### Assigned task
Since only the words are wanted, reproduce every entry exactly and leave the images behind.

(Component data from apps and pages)
· · · · · · ·
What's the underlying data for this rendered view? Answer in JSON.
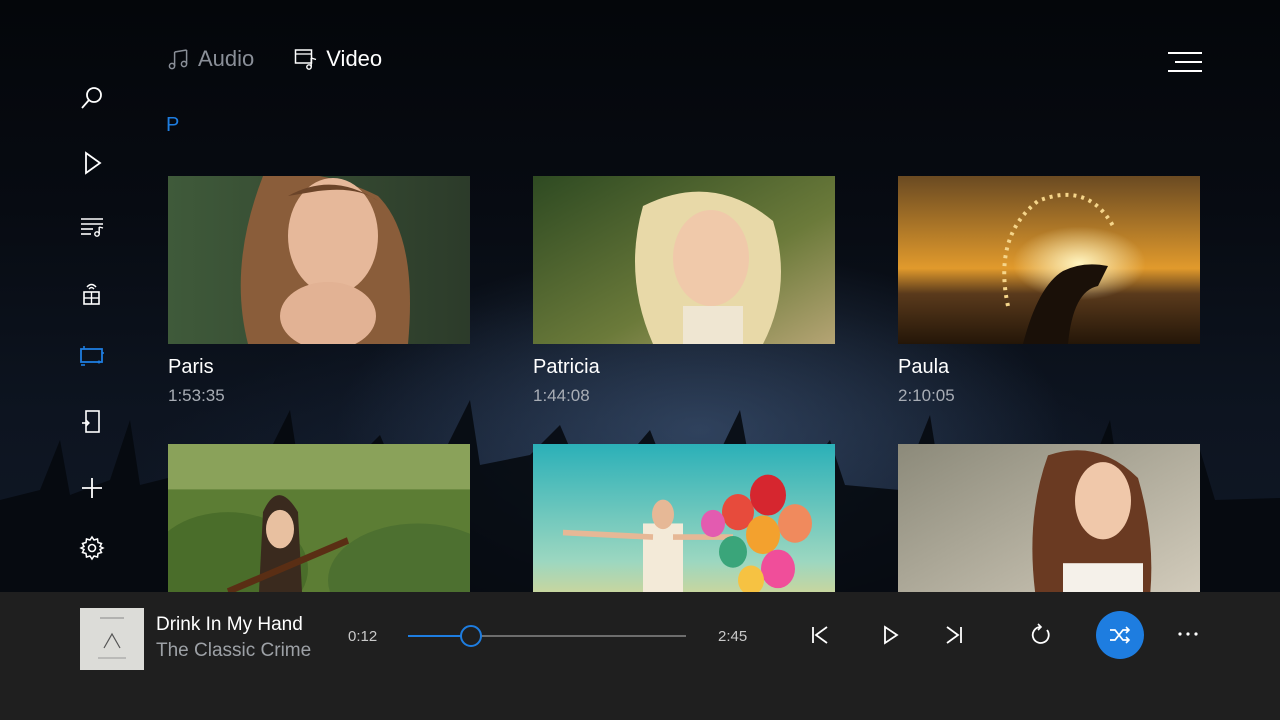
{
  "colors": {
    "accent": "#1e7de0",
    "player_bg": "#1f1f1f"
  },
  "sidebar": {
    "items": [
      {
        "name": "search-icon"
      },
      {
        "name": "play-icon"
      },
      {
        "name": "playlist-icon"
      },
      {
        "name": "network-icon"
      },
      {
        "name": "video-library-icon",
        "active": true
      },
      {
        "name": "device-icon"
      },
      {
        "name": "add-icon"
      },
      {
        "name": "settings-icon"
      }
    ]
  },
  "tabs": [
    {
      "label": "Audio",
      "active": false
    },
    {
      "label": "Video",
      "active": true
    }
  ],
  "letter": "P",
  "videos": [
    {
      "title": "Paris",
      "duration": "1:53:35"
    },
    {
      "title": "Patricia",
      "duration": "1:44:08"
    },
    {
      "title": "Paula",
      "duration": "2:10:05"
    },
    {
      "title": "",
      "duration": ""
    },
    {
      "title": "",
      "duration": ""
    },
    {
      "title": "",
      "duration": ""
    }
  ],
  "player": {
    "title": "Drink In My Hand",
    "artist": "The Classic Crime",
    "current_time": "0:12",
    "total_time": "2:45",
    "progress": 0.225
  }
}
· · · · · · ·
### Your response
What's the underlying data for this rendered view? Answer in JSON.
{
  "colors": {
    "accent": "#1e7de0",
    "player_bg": "#1f1f1f"
  },
  "sidebar": {
    "items": [
      {
        "name": "search-icon"
      },
      {
        "name": "play-icon"
      },
      {
        "name": "playlist-icon"
      },
      {
        "name": "network-icon"
      },
      {
        "name": "video-library-icon",
        "active": true
      },
      {
        "name": "device-icon"
      },
      {
        "name": "add-icon"
      },
      {
        "name": "settings-icon"
      }
    ]
  },
  "tabs": [
    {
      "label": "Audio",
      "active": false
    },
    {
      "label": "Video",
      "active": true
    }
  ],
  "letter": "P",
  "videos": [
    {
      "title": "Paris",
      "duration": "1:53:35"
    },
    {
      "title": "Patricia",
      "duration": "1:44:08"
    },
    {
      "title": "Paula",
      "duration": "2:10:05"
    },
    {
      "title": "",
      "duration": ""
    },
    {
      "title": "",
      "duration": ""
    },
    {
      "title": "",
      "duration": ""
    }
  ],
  "player": {
    "title": "Drink In My Hand",
    "artist": "The Classic Crime",
    "current_time": "0:12",
    "total_time": "2:45",
    "progress": 0.225
  }
}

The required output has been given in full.